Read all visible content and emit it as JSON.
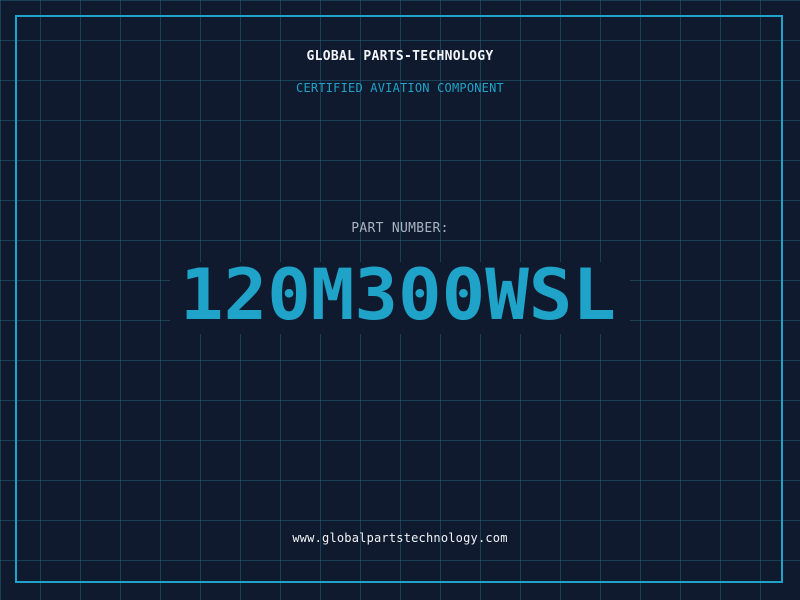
{
  "header": {
    "company": "GLOBAL PARTS-TECHNOLOGY",
    "tagline": "CERTIFIED AVIATION COMPONENT"
  },
  "part": {
    "label": "PART NUMBER:",
    "number": "120M300WSL"
  },
  "footer": {
    "url": "www.globalpartstechnology.com"
  },
  "colors": {
    "background": "#0f1a2e",
    "grid": "#286e8c",
    "accent": "#1fa3c8",
    "text": "#f2f4f7",
    "muted": "#a9b3c2"
  }
}
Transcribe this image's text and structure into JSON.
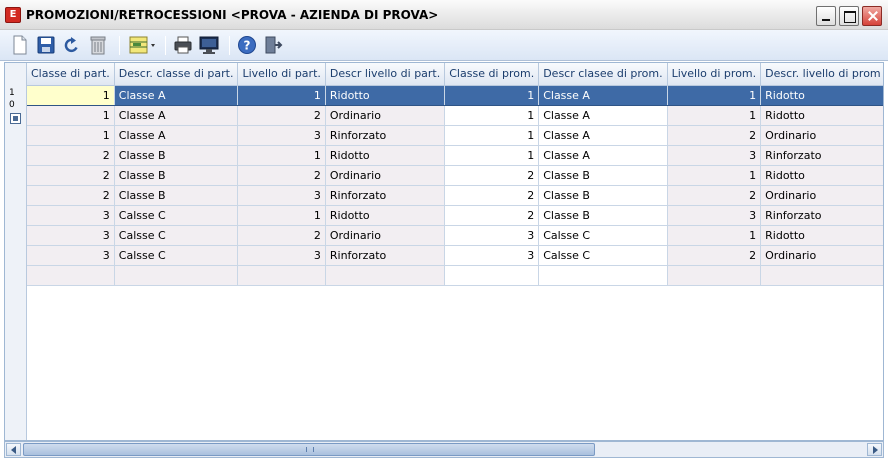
{
  "window": {
    "title": "PROMOZIONI/RETROCESSIONI <PROVA - AZIENDA DI PROVA>",
    "icon_letter": "E"
  },
  "toolbar": {
    "buttons": [
      {
        "name": "new-icon"
      },
      {
        "name": "save-icon"
      },
      {
        "name": "undo-icon"
      },
      {
        "name": "delete-icon"
      },
      {
        "name": "grid-options-icon"
      },
      {
        "name": "print-icon"
      },
      {
        "name": "preview-icon"
      },
      {
        "name": "help-icon"
      },
      {
        "name": "exit-icon"
      }
    ]
  },
  "row_indicator": {
    "line1": "1",
    "line2": "0"
  },
  "grid": {
    "columns": [
      "Classe di part.",
      "Descr. classe di  part.",
      "Livello di part.",
      "Descr livello di part.",
      "Classe di prom.",
      "Descr clasee di prom.",
      "Livello di prom.",
      "Descr. livello di prom",
      "Classe di retroce"
    ],
    "rows": [
      [
        "1",
        "Classe A",
        "1",
        "Ridotto",
        "1",
        "Classe A",
        "1",
        "Ridotto",
        ""
      ],
      [
        "1",
        "Classe A",
        "2",
        "Ordinario",
        "1",
        "Classe A",
        "1",
        "Ridotto",
        ""
      ],
      [
        "1",
        "Classe A",
        "3",
        "Rinforzato",
        "1",
        "Classe A",
        "2",
        "Ordinario",
        ""
      ],
      [
        "2",
        "Classe B",
        "1",
        "Ridotto",
        "1",
        "Classe A",
        "3",
        "Rinforzato",
        ""
      ],
      [
        "2",
        "Classe B",
        "2",
        "Ordinario",
        "2",
        "Classe B",
        "1",
        "Ridotto",
        ""
      ],
      [
        "2",
        "Classe B",
        "3",
        "Rinforzato",
        "2",
        "Classe B",
        "2",
        "Ordinario",
        ""
      ],
      [
        "3",
        "Calsse C",
        "1",
        "Ridotto",
        "2",
        "Classe B",
        "3",
        "Rinforzato",
        ""
      ],
      [
        "3",
        "Calsse C",
        "2",
        "Ordinario",
        "3",
        "Calsse C",
        "1",
        "Ridotto",
        ""
      ],
      [
        "3",
        "Calsse C",
        "3",
        "Rinforzato",
        "3",
        "Calsse C",
        "2",
        "Ordinario",
        ""
      ],
      [
        "",
        "",
        "",
        "",
        "",
        "",
        "",
        "",
        ""
      ]
    ],
    "selected_row": 0
  },
  "colors": {
    "selection": "#3e6aa6",
    "current_cell": "#ffffcc",
    "header_text": "#1b3d6d"
  }
}
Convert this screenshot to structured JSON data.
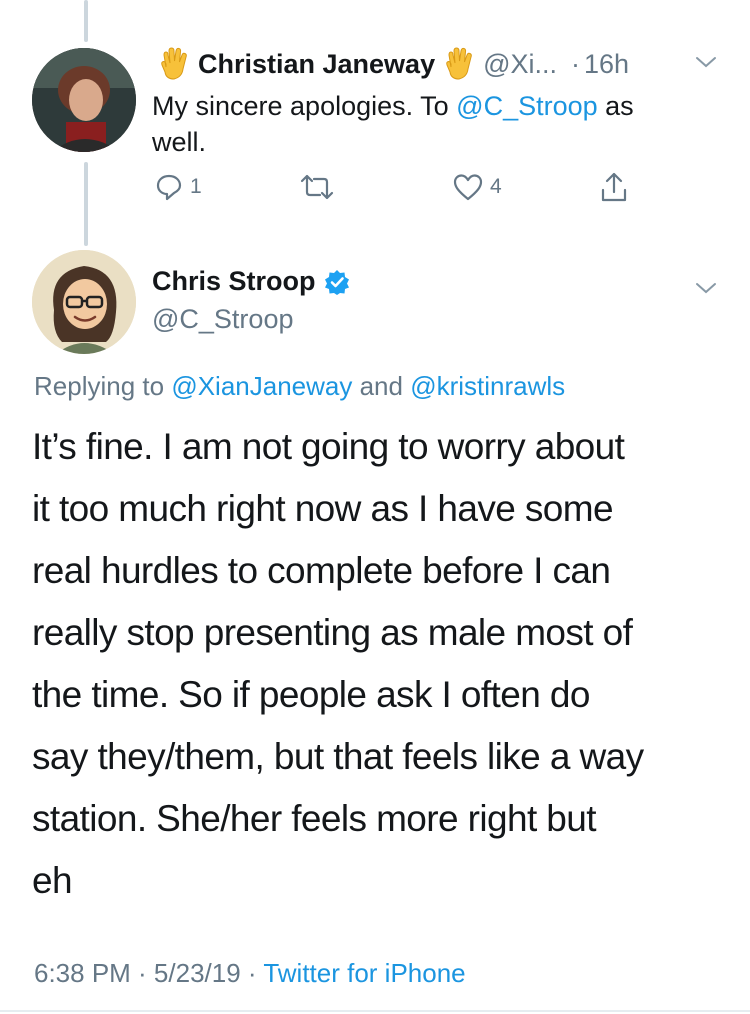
{
  "reply_tweet": {
    "display_name": "Christian Janeway",
    "handle": "@Xi...",
    "separator": "·",
    "time": "16h",
    "text_prefix": "My sincere apologies. To ",
    "mention": "@C_Stroop",
    "text_suffix_line1": " as",
    "text_line2": "well.",
    "actions": {
      "reply_count": "1",
      "retweet_count": "",
      "like_count": "4"
    },
    "name_emoji": "vulcan-salute-emoji"
  },
  "main_tweet": {
    "display_name": "Chris Stroop",
    "handle": "@C_Stroop",
    "verified": true,
    "replying_prefix": "Replying to ",
    "replying_mention_1": "@XianJaneway",
    "replying_and": " and ",
    "replying_mention_2": "@kristinrawls",
    "text_lines": [
      "It’s fine. I am not going to worry about",
      "it too much right now as I have some",
      "real hurdles to complete before I can",
      "really stop presenting as male most of",
      "the time. So if people ask I often do",
      "say they/them, but that feels like a way",
      "station. She/her feels more right but",
      "eh"
    ],
    "timestamp": "6:38 PM · 5/23/19 · ",
    "source": "Twitter for iPhone"
  },
  "colors": {
    "link": "#1b95e0",
    "secondary": "#657786",
    "verified": "#1da1f2",
    "thread_line": "#ccd6dd",
    "divider": "#e6ecf0"
  }
}
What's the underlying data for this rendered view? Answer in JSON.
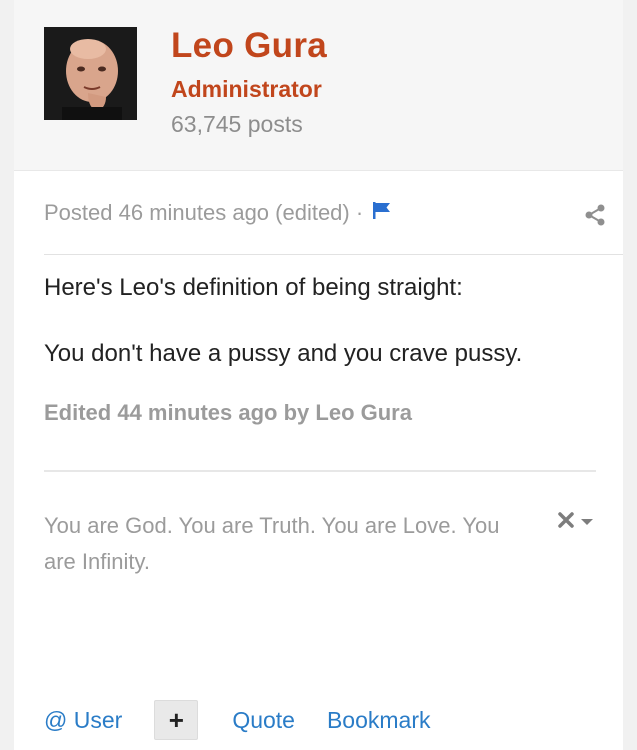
{
  "author": {
    "name": "Leo Gura",
    "title": "Administrator",
    "post_count": "63,745 posts"
  },
  "post": {
    "meta": "Posted 46 minutes ago (edited) ·",
    "paragraphs": [
      "Here's Leo's definition of being straight:",
      "You don't have a pussy and you crave pussy."
    ],
    "edited_note": "Edited 44 minutes ago by Leo Gura"
  },
  "signature": {
    "text": "You are God. You are Truth. You are Love. You are Infinity."
  },
  "actions": {
    "mention": "@ User",
    "plus": "+",
    "quote": "Quote",
    "bookmark": "Bookmark"
  },
  "icons": {
    "flag": "flag-icon",
    "share": "share-icon",
    "close": "close-icon",
    "dropdown": "caret-down-icon"
  },
  "colors": {
    "accent": "#c1461c",
    "link": "#2a7cc7",
    "muted": "#9b9b9b"
  }
}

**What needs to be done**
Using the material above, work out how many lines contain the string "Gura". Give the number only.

**Exercise solution**
2